Diabetes complications were divided into three categories—traditional complications that included vascular diseases, kidney failure, retinopathy and cataracts, neuropathy, obesity, infections traditionally linked to diabetes (e.g., urinary), and complications of procedures related to well-known diabetes complications (e.g., amputation). Emerging complications included liver disease, mental health disorders, various cancers (e.g., gastrointestinal, female sex organs), and infections less commonly associated with diabetes (e.g., respiratory infections, sepsis). All other diagnoses were categorized as 'not commonly acknowledged' complications.
Overall, the analyses found that people with T2DM are at greater risk of being hospitalized with most medical conditions compared to the general population (exceptions include prostate cancer, aortic aneurysm and wrist fractures).
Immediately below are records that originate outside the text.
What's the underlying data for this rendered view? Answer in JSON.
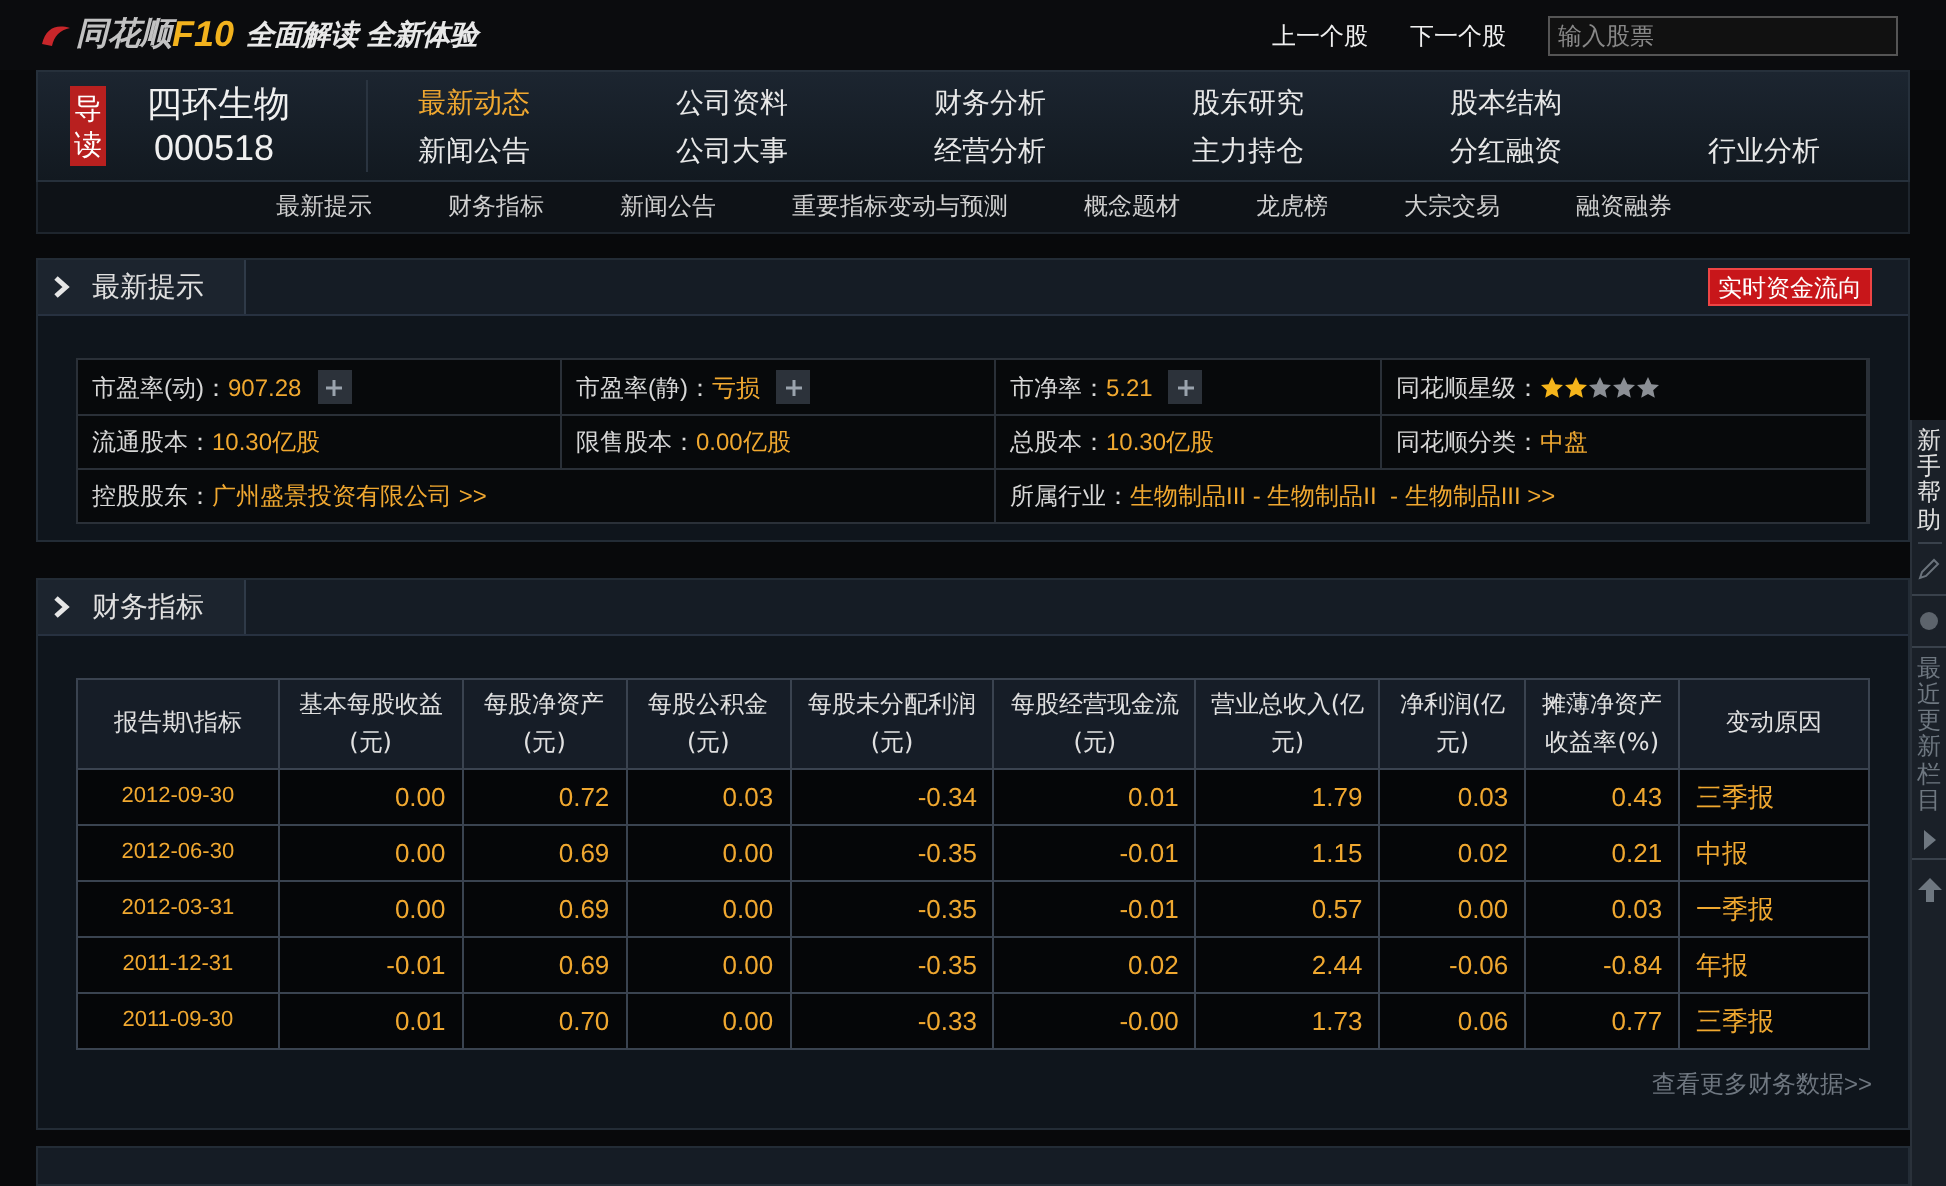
{
  "brand": {
    "name": "同花顺",
    "product": "F10",
    "slogan": "全面解读 全新体验"
  },
  "top_links": [
    "上一个股",
    "下一个股"
  ],
  "search": {
    "placeholder": "输入股票"
  },
  "stock": {
    "badge": "导读",
    "name": "四环生物",
    "code": "000518"
  },
  "nav": [
    {
      "label": "最新动态",
      "selected": true
    },
    {
      "label": "公司资料",
      "selected": false
    },
    {
      "label": "财务分析",
      "selected": false
    },
    {
      "label": "股东研究",
      "selected": false
    },
    {
      "label": "股本结构",
      "selected": false
    },
    {
      "label": "新闻公告",
      "selected": false
    },
    {
      "label": "公司大事",
      "selected": false
    },
    {
      "label": "经营分析",
      "selected": false
    },
    {
      "label": "主力持仓",
      "selected": false
    },
    {
      "label": "分红融资",
      "selected": false
    },
    {
      "label": "行业分析",
      "selected": false
    }
  ],
  "subnav": [
    "最新提示",
    "财务指标",
    "新闻公告",
    "重要指标变动与预测",
    "概念题材",
    "龙虎榜",
    "大宗交易",
    "融资融券"
  ],
  "summary": {
    "title": "最新提示",
    "action": "实时资金流向",
    "rows": [
      [
        {
          "label": "市盈率(动)：",
          "value": "907.28",
          "kind": "plus"
        },
        {
          "label": "市盈率(静)：",
          "value": "亏损",
          "kind": "plus"
        },
        {
          "label": "市净率：",
          "value": "5.21",
          "kind": "plus"
        },
        {
          "label": "同花顺星级：",
          "stars": 2,
          "kind": "stars"
        }
      ],
      [
        {
          "label": "流通股本：",
          "value": "10.30亿股",
          "kind": "text"
        },
        {
          "label": "限售股本：",
          "value": "0.00亿股",
          "kind": "text"
        },
        {
          "label": "总股本：",
          "value": "10.30亿股",
          "kind": "text"
        },
        {
          "label": "同花顺分类：",
          "value": "中盘",
          "kind": "text"
        }
      ]
    ],
    "links": [
      {
        "label": "控股股东：",
        "value": "广州盛景投资有限公司 >>"
      },
      {
        "label": "所属行业：",
        "value": "生物制品III - 生物制品II  - 生物制品III >>"
      }
    ]
  },
  "finance": {
    "title": "财务指标",
    "columns": [
      "报告期\\指标",
      "基本每股收益(元)",
      "每股净资产(元)",
      "每股公积金(元)",
      "每股未分配利润(元)",
      "每股经营现金流(元)",
      "营业总收入(亿元)",
      "净利润(亿元)",
      "摊薄净资产收益率(%)",
      "变动原因"
    ],
    "rows": [
      [
        "2012-09-30",
        "0.00",
        "0.72",
        "0.03",
        "-0.34",
        "0.01",
        "1.79",
        "0.03",
        "0.43",
        "三季报"
      ],
      [
        "2012-06-30",
        "0.00",
        "0.69",
        "0.00",
        "-0.35",
        "-0.01",
        "1.15",
        "0.02",
        "0.21",
        "中报"
      ],
      [
        "2012-03-31",
        "0.00",
        "0.69",
        "0.00",
        "-0.35",
        "-0.01",
        "0.57",
        "0.00",
        "0.03",
        "一季报"
      ],
      [
        "2011-12-31",
        "-0.01",
        "0.69",
        "0.00",
        "-0.35",
        "0.02",
        "2.44",
        "-0.06",
        "-0.84",
        "年报"
      ],
      [
        "2011-09-30",
        "0.01",
        "0.70",
        "0.00",
        "-0.33",
        "-0.00",
        "1.73",
        "0.06",
        "0.77",
        "三季报"
      ]
    ],
    "more": "查看更多财务数据>>"
  },
  "side": [
    {
      "kind": "text",
      "label": "新手帮助"
    },
    {
      "kind": "pencil"
    },
    {
      "kind": "dot"
    },
    {
      "kind": "text-arrow",
      "label": "最近更新栏目"
    },
    {
      "kind": "up"
    }
  ]
}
The leading cause of excess hospitalizations in men with T2DM was cellulitis, responsible for 364 excess annual hospitalizations per 100,000 men with T2DM, followed by the lesser-recognized complications of stress disorders (241 per 100,000) and iron deficiency anemia (228 per 100,000)—with diabetes doubling the risk of admission for these conditions compared to the general population.
In women with T2DM, iron deficiency anemia was the leading cause of excess annual admissions (558 per 100,000), followed by the traditional complications of urinary tract infections (332 per 100,000) and cellulitis (267 per 100,000). High rates of excess hospitalization were also noted for lesser-known complications including depression (256 per 100,000), gastrointestinal disorders (237 per 100,000) and asthma (192 per 100,000)—with hospitalizations for asthma more than twice as likely amongst women with T2DM compared to the general population.
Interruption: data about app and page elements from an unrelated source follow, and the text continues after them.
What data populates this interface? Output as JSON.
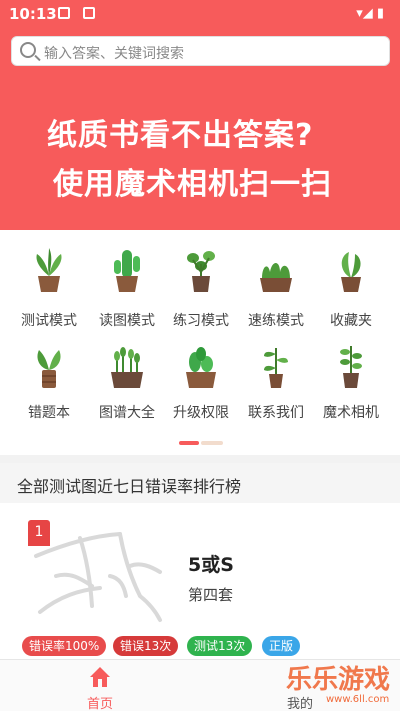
{
  "status_bar": {
    "time": "10:13"
  },
  "search": {
    "placeholder": "输入答案、关键词搜索"
  },
  "banner": {
    "line1": "纸质书看不出答案?",
    "line2": "使用魔术相机扫一扫"
  },
  "menu": [
    {
      "label": "测试模式",
      "icon": "plant-icon"
    },
    {
      "label": "读图模式",
      "icon": "cactus-icon"
    },
    {
      "label": "练习模式",
      "icon": "plant-icon"
    },
    {
      "label": "速练模式",
      "icon": "plant-icon"
    },
    {
      "label": "收藏夹",
      "icon": "plant-icon"
    },
    {
      "label": "错题本",
      "icon": "plant-icon"
    },
    {
      "label": "图谱大全",
      "icon": "plant-icon"
    },
    {
      "label": "升级权限",
      "icon": "cactus-icon"
    },
    {
      "label": "联系我们",
      "icon": "plant-icon"
    },
    {
      "label": "魔术相机",
      "icon": "plant-icon"
    }
  ],
  "ranking": {
    "title": "全部测试图近七日错误率排行榜",
    "items": [
      {
        "rank": "1",
        "answer": "5或S",
        "set": "第四套",
        "tags": [
          {
            "text": "错误率100%",
            "color": "#e84c4c"
          },
          {
            "text": "错误13次",
            "color": "#d63a3a"
          },
          {
            "text": "测试13次",
            "color": "#2fb34e"
          },
          {
            "text": "正版",
            "color": "#3aa6e8"
          }
        ]
      }
    ]
  },
  "tabbar": {
    "home": "首页",
    "mine": "我的"
  },
  "watermark": {
    "text": "乐乐游戏",
    "url": "www.6ll.com"
  },
  "colors": {
    "accent": "#f75b5b"
  }
}
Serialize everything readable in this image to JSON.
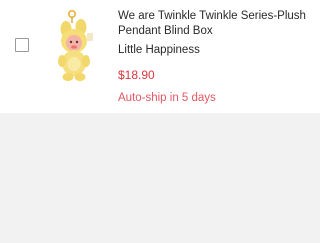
{
  "cart_item": {
    "title": "We are Twinkle Twinkle Series-Plush Pendant Blind Box",
    "variant": "Little Happiness",
    "price": "$18.90",
    "autoship": "Auto-ship in 5 days",
    "image_icon": "plush-pendant-image"
  },
  "colors": {
    "price": "#d9363e",
    "autoship": "#e25862",
    "background": "#f2f2f2"
  }
}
"The much greater risk for most mental health diagnoses in the diabetes population reinforces the evidence for mental health disorders as an emerging complication of T2DM," says senior author Professor Dianna Magliano, Head of Diabetes and Population Health at Monash University, Melbourne, Australia. "The unexpected finding of a large burden of anemia in both men and women with T2DM suggests the possibility of a biological link between diabetes and iron deficiency. To look at this and other novel findings in more detail, we must conduct further analyses as diabetes registries become more common to understand the effects of diabetes on all organs to guide prevention and management strategies."
The authors acknowledge that their findings show observational associations rather than cause and effect. They also note some limitations, including that the study included people from one high-income country with a predominantly white Caucasian population, so the findings cannot be generalized to low- and middle-income countries. Additionally, they were unable to exclude people with diabetes from the general population, so the strength of the associations might be reduced compared to an analysis of people with versus without diabetes.
Edward W Gregg et al, The changing face of diabetes complications, The Lancet Diabetes & Endocrinology (2016). DOI: 10.1016/S2213-8587(16)30010-9
Jonathan Pearson-Stuttard et al, Trends in leading causes of hospitalisation of adults with diabetes in England from 2003 to 2018: an epidemiological analysis of linked primary care records, The Lancet Diabetes & Endocrinology (2021). DOI: 10.1016/S2213-8587(21)00288-6